France’s president, Emmanuel Macron, outlined an ambitious plan for the European Union to create its own tech giants worth over 100 billion euros (over $120 billion) in valuation. The plan is to create ten of them to compete with the U.S. companies that dominate the tech industry across the globe.
The goals mirror a bloc-wide initiative that France is trying to steer, to fund startups in Europe better, especially when they are just starting. Using this plan, the startups can find their way to the big leagues and attract even more money from investors.
Macron’s startup push
Since coming into power in 2017, Macron has been trying to make France a startup nation, which would in turn attract foreign money. He’s been doing this through labor reforms and other methods. France has been trying to create unicorns (startups with a valuation of more than $1 billion).
However, the numbers are still heavily skewed in favour of the Americans. Macron said last year that he expected France to have at least 25 unicorns by 2025. The latest plan to help the bloc’s startups is using funding schemes and bloc-wide finances to encourage venture capitalists to commit money.
An effort that could succeed
The manifesto that is enabling this push to be competitive in the world of tech was signed by about 200 businesses, including startup associations and a variety of companies.

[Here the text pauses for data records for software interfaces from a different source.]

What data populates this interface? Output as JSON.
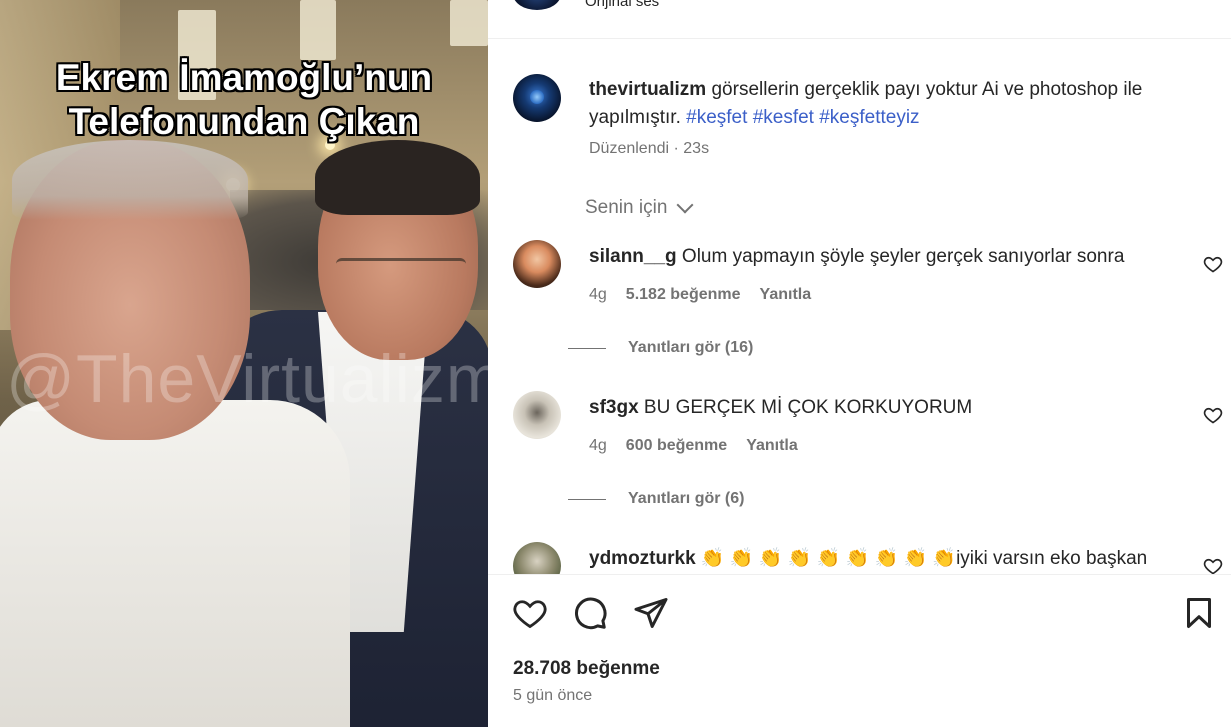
{
  "media": {
    "caption_lines": [
      "Ekrem İmamoğlu’nun",
      "Telefonundan Çıkan"
    ],
    "watermark": "@TheVirtualizm"
  },
  "top": {
    "audio_label": "Orijinal ses"
  },
  "post_caption": {
    "username": "thevirtualizm",
    "text": " görsellerin gerçeklik payı yoktur Ai ve photoshop ile yapılmıştır. ",
    "hashtags": [
      "#keşfet",
      "#kesfet",
      "#keşfetteyiz"
    ],
    "meta": "Düzenlendi · 23s"
  },
  "sort_label": "Senin için",
  "comments": [
    {
      "username": "silann__g",
      "text": " Olum yapmayın şöyle şeyler gerçek sanıyorlar sonra",
      "age": "4g",
      "likes": "5.182 beğenme",
      "reply_label": "Yanıtla",
      "view_replies": "Yanıtları gör (16)"
    },
    {
      "username": "sf3gx",
      "text": " BU GERÇEK Mİ ÇOK KORKUYORUM",
      "age": "4g",
      "likes": "600 beğenme",
      "reply_label": "Yanıtla",
      "view_replies": "Yanıtları gör (6)"
    },
    {
      "username": "ydmozturkk",
      "text": " 👏 👏 👏 👏 👏 👏 👏 👏 👏iyiki varsın eko başkan"
    }
  ],
  "footer": {
    "likes": "28.708 beğenme",
    "date": "5 gün önce"
  },
  "colors": {
    "hashtag": "#3b5fc8",
    "muted": "#737373",
    "text": "#262626"
  },
  "icons": [
    "heart-icon",
    "comment-icon",
    "share-icon",
    "bookmark-icon",
    "chevron-down-icon"
  ]
}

The recommendations to make this happen even faster and better include the modernization of regulations in Europe, as well as the creation of a competitive stock options scheme. With these implemented as part of the initiatives to help Europe’s tech startups grow, there is a good chance that the EU could stop relying on American tech companies for everything.